As part of our Blended Family Friday series, each week we're spotlighting a different stepfamily to learn how they successfully blended their two families together. Our hope is that by telling their stories, we'll bring you closer to blended family bliss in your own life!
This week, we're getting to know Katie and Kurt and their five kids, who range from age 6 to 23.
Hey, Katie! Please introduce us to your family.
Our blended family consists of five children between Kurt and me. We have three daughters, Meghan, 23; Cassandra, 13; and Meridith, 11 -- and two sons, Tyler, 20 and Samuel, 6.
How long have you and you and Kurt been together?
My husband and I have been together since our first date watching Sunday Night Football on November 25, 2007. We were married on July 25, 2011; it was the same date as our first date, just backwards -- corny, I know, but we thought it was the perfect date to begin our journey as a blended family.
What has been the best thing about being part of a blended family over the last six years?
We were challenged with the age differences between our children, but when they are together they are respectful to each other -- you wouldn’t even know they were step-siblings. We do our best to show the children the importance of family and how they are so lucky to have an extended family with not only their biological parents, but also their stepparents. When I was growing up, we didn’t see much of our extended family, so both my husband and I encourage our children to stay in contact with their immediate and extended families.
What have been some of the biggest challenges of blended family life?
One of the biggest challenges we've dealt with as a blended family has been coping when the other parent -- our exes -- is unable to accept the newly blended family or when they can't see that they need to share the children with our family. If this happens in your blended family, you need to be respectful toward the other parent’s feelings (they do have the children on a day-to-day basis!) while maintaining boundaries when the kids are in your home. At the end of the day, the parents and stepparents all have the same goal: to love and care for the children. You just have to realize that each parent does it in their own way and that makes the relationship they have with the kids unique.
What makes you proudest of your family?
Bringing our two families together.

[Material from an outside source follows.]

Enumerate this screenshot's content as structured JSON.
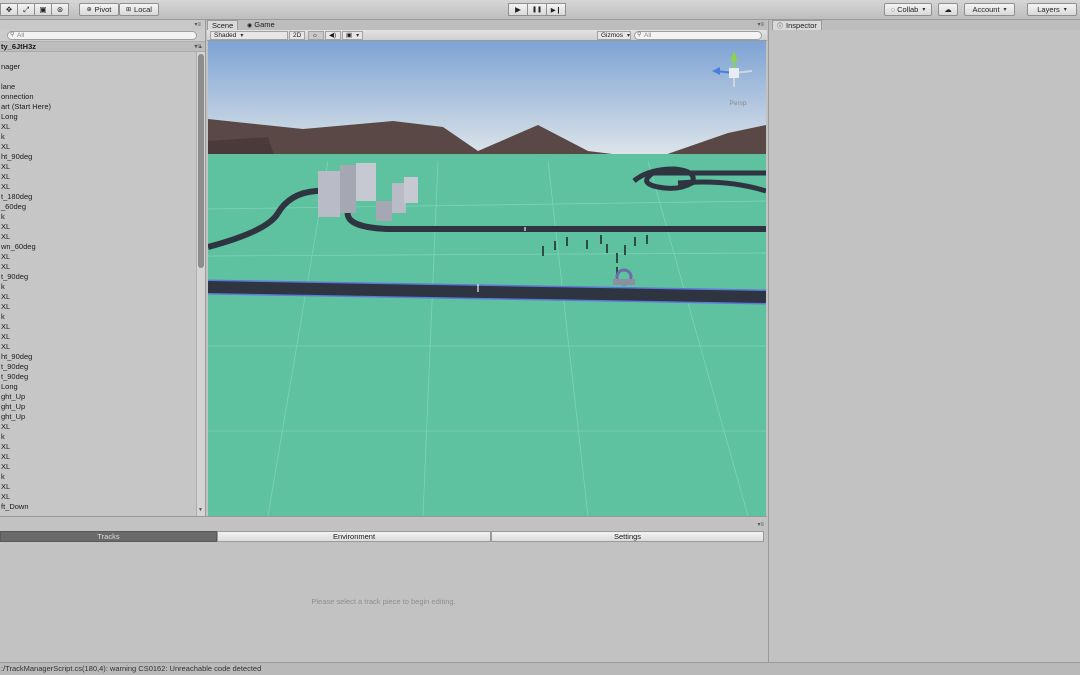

Family is the most important thing in the world to my husband and me and we feel like we were blessed when we married and added to our family.
What advice do you have for other blended families who feel like a peaceful family dynamic is out of reach?
Do your best to be respectful to the other parent and always keep your word or promises to the kids. They're struggling with the loss of their family and they need to build trust with you as their stepparent. Keep the communication with the other parent related to the children and respond with no emotion -- be clear, concise and to the point. Misunderstandings happen. Be strong, have faith and cherish the memories and moments when you see your kids and your spouse smiling. In my experience, it's when you hear your family laughing or saying those three little words -- "I love you" -- that your heart melts and you realize just how lucky you are to be blessed with your blended family.
Click through the slideshow below the see photos of Katie and Kurt's family.
If you'd like your own family to be featured on a Blended Family Friday, please email us at firstname.lastname@example.org. We're looking forward to hearing your story!